Quote Library: Challenging our idea of normal
I collect quotes. Thousands of them. Good quotes are little gems of insight that help us see the world with new eyes. And sometimes they are just reminders of cool facts. This is the first in a series of posts where I will share quotes that have spoken to me for whatever reason, with some of my own thoughts, in the hope that you can benefit too. Here goes:
This quote from The Future We Choose* stopped me in my tracks. It highlights the huge gulf between the lifestyles of those in a minority of wealthy and powerful nations and those of the vast majority of people on Earth. It’s likely that everyone reading this (including myself of course) are in those 6% of people for whom flying is normal and expected. I fly several times a year. I have family and friends who live abroad and although I feel a certain amount of middle class guilt, flying still feels normal to me. But most people in the world will never fly anywhere, missing out on the hyper-mobility that Europeans and North Americans feel is a human right. Luckily for the rest of us, they also miss out on the emissions associated with flying.
Let’s move past flying for now. I’m not sharing this quote to make you feel guilt but to highlight the tendency of Global North citizens to assume that everyone lives - or should live - like us. Our high-emissions, high-mobility lifestyles are a strange aberration in a world where most people live local and low-emissions lives.
Another example: on podcast episode #40 Disability Mobility , Micah Lusignan shared with me this stat: Only 20% of the world’s population drives a car**. In many parts of Britain and North America, living without a car is almost impossible due to decades of corporate lobbying, misguided urban planning and a sense that people have a right to own cars. Forward-thinking cities like Paris and Barcelona are trying to undo this failure of urban design through projects like the 15-Minute City and Barcelona’s Super-Blocks.
However, while we fix problems at home, we have exported car-centric urbanism to the Middle East and Global South, locking these places into decades of poor air quality and sedentarism. Worryingly, the fact that most of the world’s population does not drive or fly means there is potential for an ungodly expansion of these polluting industries across the world. In fact, the CEO of Boeing sees this as an opportunity to drive economic growth.

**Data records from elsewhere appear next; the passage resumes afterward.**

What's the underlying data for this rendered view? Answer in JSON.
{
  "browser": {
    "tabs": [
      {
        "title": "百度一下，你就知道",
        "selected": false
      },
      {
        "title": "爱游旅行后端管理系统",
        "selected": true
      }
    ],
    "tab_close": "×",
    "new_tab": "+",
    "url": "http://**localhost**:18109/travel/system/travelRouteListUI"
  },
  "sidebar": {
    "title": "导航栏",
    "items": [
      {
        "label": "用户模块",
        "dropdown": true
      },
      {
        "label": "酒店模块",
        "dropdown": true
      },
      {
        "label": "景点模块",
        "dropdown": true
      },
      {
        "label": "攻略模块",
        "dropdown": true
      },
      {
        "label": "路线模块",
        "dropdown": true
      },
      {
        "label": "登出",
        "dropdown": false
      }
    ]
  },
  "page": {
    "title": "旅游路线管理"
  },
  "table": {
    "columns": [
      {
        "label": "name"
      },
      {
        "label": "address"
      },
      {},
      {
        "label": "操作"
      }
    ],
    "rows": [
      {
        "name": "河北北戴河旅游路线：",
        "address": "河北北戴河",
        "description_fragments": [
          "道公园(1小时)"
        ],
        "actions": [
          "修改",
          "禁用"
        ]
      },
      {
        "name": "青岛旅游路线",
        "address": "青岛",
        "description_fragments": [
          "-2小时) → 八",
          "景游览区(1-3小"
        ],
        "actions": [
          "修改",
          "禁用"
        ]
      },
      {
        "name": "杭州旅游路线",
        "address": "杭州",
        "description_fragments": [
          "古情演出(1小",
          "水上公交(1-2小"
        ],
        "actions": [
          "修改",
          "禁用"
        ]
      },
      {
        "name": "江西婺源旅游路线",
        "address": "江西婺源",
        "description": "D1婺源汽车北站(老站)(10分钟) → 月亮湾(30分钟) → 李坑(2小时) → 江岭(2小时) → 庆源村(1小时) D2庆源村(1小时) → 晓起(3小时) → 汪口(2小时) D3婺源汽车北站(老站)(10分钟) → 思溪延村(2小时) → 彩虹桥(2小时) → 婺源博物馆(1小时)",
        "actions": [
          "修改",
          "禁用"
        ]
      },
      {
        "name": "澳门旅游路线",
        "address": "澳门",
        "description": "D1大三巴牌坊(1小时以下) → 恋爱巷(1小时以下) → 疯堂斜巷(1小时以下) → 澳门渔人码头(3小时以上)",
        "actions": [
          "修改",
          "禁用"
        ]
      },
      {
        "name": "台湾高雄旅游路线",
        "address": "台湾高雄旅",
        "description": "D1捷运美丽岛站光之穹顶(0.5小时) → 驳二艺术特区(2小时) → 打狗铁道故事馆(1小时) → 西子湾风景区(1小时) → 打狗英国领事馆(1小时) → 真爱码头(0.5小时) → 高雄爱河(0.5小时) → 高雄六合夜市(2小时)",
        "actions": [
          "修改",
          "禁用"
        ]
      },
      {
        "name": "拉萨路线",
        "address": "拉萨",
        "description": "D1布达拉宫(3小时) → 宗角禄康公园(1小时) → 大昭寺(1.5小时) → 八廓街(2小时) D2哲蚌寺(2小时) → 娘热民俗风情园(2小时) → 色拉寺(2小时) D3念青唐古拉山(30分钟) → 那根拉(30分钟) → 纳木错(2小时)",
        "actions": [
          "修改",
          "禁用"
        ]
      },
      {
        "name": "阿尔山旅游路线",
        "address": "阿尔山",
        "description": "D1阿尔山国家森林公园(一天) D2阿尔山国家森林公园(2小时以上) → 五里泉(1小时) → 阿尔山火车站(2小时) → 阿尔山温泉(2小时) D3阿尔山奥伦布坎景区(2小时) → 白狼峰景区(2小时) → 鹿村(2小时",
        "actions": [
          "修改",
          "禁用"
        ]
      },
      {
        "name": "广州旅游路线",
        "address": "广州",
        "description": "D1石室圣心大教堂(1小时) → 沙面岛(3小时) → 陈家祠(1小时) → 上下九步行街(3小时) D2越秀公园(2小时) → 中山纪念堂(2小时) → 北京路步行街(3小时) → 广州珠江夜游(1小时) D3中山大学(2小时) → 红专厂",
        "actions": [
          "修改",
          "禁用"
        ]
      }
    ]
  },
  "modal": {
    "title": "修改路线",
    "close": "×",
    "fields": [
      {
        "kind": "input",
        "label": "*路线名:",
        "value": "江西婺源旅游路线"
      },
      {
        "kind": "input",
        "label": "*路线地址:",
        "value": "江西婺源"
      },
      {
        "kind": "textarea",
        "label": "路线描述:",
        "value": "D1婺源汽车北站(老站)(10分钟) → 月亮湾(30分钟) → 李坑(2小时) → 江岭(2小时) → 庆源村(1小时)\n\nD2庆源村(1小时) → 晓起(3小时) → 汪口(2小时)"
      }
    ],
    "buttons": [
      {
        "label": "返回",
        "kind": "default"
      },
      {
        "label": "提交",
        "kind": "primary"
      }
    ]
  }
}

The Global North is responsible for 92% of excess emissions. If the rest of the world rises to our emissions levels in the Global North, we are almost certainly headed for environmental collapse.
What I take away from this humble quote is that we need to redefine our concept of ‘normal’. For a long time there has been a narrative that the lifestyles of those in wealthy nations is the bar that all should aspire to. This points to a severe lack of historical literacy and imagination on our part. Poverty in the Global South is directly linked to historical and contemporary colonialism. The solution is not structural adjustment programmes, privatisation and the importation of western norms into foreign lands. A truly radical (yet incredibly sensible) approach would be to let local people define what there own definition of normal is, accept that it will look different from our lives, and see what we can learn from them.
*The figure of 6% is debated. Recently the CEO of Boeing said that only ‘less than 20%’ of people have flown. Other estimates say the number is lower at 4%.
**This figure is also difficult to report with certainty, but looking at the stats suggests 20% is a good estimate.